Task to complete: Would you show every line from the records that holds "icon"?

[Website and app data records]
□ □ □ □

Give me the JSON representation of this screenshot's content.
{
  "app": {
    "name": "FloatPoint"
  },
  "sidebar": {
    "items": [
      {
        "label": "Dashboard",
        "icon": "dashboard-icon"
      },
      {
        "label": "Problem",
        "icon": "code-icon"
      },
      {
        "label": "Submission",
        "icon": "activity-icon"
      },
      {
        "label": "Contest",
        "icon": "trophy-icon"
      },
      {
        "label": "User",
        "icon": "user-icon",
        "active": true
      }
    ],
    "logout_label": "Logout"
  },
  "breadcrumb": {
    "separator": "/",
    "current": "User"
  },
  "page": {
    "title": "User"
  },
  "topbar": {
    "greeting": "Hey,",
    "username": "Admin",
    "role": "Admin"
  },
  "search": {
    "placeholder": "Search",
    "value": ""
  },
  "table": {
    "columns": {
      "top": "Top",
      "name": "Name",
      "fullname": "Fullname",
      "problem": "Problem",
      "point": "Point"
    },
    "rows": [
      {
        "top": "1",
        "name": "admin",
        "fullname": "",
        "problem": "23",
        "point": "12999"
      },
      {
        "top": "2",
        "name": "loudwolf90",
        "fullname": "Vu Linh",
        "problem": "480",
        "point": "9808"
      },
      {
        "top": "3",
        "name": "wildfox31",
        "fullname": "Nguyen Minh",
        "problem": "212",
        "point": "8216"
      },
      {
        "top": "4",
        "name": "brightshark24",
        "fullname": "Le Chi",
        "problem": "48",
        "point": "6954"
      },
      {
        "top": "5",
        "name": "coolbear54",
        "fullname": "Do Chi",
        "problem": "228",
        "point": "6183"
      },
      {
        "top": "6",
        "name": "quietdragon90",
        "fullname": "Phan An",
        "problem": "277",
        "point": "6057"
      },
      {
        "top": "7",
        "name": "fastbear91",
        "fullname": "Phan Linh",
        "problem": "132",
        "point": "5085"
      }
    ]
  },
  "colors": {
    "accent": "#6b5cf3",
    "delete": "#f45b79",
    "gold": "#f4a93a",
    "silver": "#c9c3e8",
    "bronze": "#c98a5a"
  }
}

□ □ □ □

Solution:
        "icon": "dashboard-icon"
        "icon": "code-icon"
        "icon": "activity-icon"
        "icon": "trophy-icon"
        "icon": "user-icon",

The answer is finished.